[[ Provided entries, beginning ]]

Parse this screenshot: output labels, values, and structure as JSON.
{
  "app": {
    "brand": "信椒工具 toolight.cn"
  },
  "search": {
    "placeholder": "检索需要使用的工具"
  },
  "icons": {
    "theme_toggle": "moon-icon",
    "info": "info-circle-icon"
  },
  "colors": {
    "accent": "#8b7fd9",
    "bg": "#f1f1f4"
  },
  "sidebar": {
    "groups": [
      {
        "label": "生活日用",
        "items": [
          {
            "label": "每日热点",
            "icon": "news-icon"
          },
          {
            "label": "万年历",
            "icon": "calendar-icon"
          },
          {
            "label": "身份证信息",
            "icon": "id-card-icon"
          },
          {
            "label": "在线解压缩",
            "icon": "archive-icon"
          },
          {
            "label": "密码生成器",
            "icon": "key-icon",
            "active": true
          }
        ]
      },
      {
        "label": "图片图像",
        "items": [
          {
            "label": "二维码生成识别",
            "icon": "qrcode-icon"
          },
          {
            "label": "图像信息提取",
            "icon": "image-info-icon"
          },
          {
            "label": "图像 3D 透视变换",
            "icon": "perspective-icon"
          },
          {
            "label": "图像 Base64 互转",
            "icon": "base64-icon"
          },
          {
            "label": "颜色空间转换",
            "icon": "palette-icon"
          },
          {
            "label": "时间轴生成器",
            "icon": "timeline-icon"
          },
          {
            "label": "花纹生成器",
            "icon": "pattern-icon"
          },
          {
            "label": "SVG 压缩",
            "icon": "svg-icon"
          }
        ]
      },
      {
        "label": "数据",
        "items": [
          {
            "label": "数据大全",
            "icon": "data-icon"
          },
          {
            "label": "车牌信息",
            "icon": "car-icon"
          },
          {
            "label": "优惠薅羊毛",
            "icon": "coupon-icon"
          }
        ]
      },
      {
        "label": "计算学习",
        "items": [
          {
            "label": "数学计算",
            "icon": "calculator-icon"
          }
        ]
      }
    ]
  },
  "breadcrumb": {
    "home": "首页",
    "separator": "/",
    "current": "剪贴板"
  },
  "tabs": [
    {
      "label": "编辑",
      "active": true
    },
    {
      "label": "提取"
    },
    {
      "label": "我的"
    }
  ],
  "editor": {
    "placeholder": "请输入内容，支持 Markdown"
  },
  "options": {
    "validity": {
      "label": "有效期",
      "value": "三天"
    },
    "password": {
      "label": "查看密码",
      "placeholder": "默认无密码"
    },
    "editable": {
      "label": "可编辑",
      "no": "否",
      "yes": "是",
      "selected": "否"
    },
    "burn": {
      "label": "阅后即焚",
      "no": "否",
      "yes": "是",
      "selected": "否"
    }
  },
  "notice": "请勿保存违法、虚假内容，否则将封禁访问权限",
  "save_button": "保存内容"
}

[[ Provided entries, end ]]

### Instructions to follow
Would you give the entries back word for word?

### Result below
Parse this screenshot: output labels, values, and structure as JSON.
{
  "app": {
    "brand": "信椒工具 toolight.cn"
  },
  "search": {
    "placeholder": "检索需要使用的工具"
  },
  "icons": {
    "theme_toggle": "moon-icon",
    "info": "info-circle-icon"
  },
  "colors": {
    "accent": "#8b7fd9",
    "bg": "#f1f1f4"
  },
  "sidebar": {
    "groups": [
      {
        "label": "生活日用",
        "items": [
          {
            "label": "每日热点",
            "icon": "news-icon"
          },
          {
            "label": "万年历",
            "icon": "calendar-icon"
          },
          {
            "label": "身份证信息",
            "icon": "id-card-icon"
          },
          {
            "label": "在线解压缩",
            "icon": "archive-icon"
          },
          {
            "label": "密码生成器",
            "icon": "key-icon",
            "active": true
          }
        ]
      },
      {
        "label": "图片图像",
        "items": [
          {
            "label": "二维码生成识别",
            "icon": "qrcode-icon"
          },
          {
            "label": "图像信息提取",
            "icon": "image-info-icon"
          },
          {
            "label": "图像 3D 透视变换",
            "icon": "perspective-icon"
          },
          {
            "label": "图像 Base64 互转",
            "icon": "base64-icon"
          },
          {
            "label": "颜色空间转换",
            "icon": "palette-icon"
          },
          {
            "label": "时间轴生成器",
            "icon": "timeline-icon"
          },
          {
            "label": "花纹生成器",
            "icon": "pattern-icon"
          },
          {
            "label": "SVG 压缩",
            "icon": "svg-icon"
          }
        ]
      },
      {
        "label": "数据",
        "items": [
          {
            "label": "数据大全",
            "icon": "data-icon"
          },
          {
            "label": "车牌信息",
            "icon": "car-icon"
          },
          {
            "label": "优惠薅羊毛",
            "icon": "coupon-icon"
          }
        ]
      },
      {
        "label": "计算学习",
        "items": [
          {
            "label": "数学计算",
            "icon": "calculator-icon"
          }
        ]
      }
    ]
  },
  "breadcrumb": {
    "home": "首页",
    "separator": "/",
    "current": "剪贴板"
  },
  "tabs": [
    {
      "label": "编辑",
      "active": true
    },
    {
      "label": "提取"
    },
    {
      "label": "我的"
    }
  ],
  "editor": {
    "placeholder": "请输入内容，支持 Markdown"
  },
  "options": {
    "validity": {
      "label": "有效期",
      "value": "三天"
    },
    "password": {
      "label": "查看密码",
      "placeholder": "默认无密码"
    },
    "editable": {
      "label": "可编辑",
      "no": "否",
      "yes": "是",
      "selected": "否"
    },
    "burn": {
      "label": "阅后即焚",
      "no": "否",
      "yes": "是",
      "selected": "否"
    }
  },
  "notice": "请勿保存违法、虚假内容，否则将封禁访问权限",
  "save_button": "保存内容"
}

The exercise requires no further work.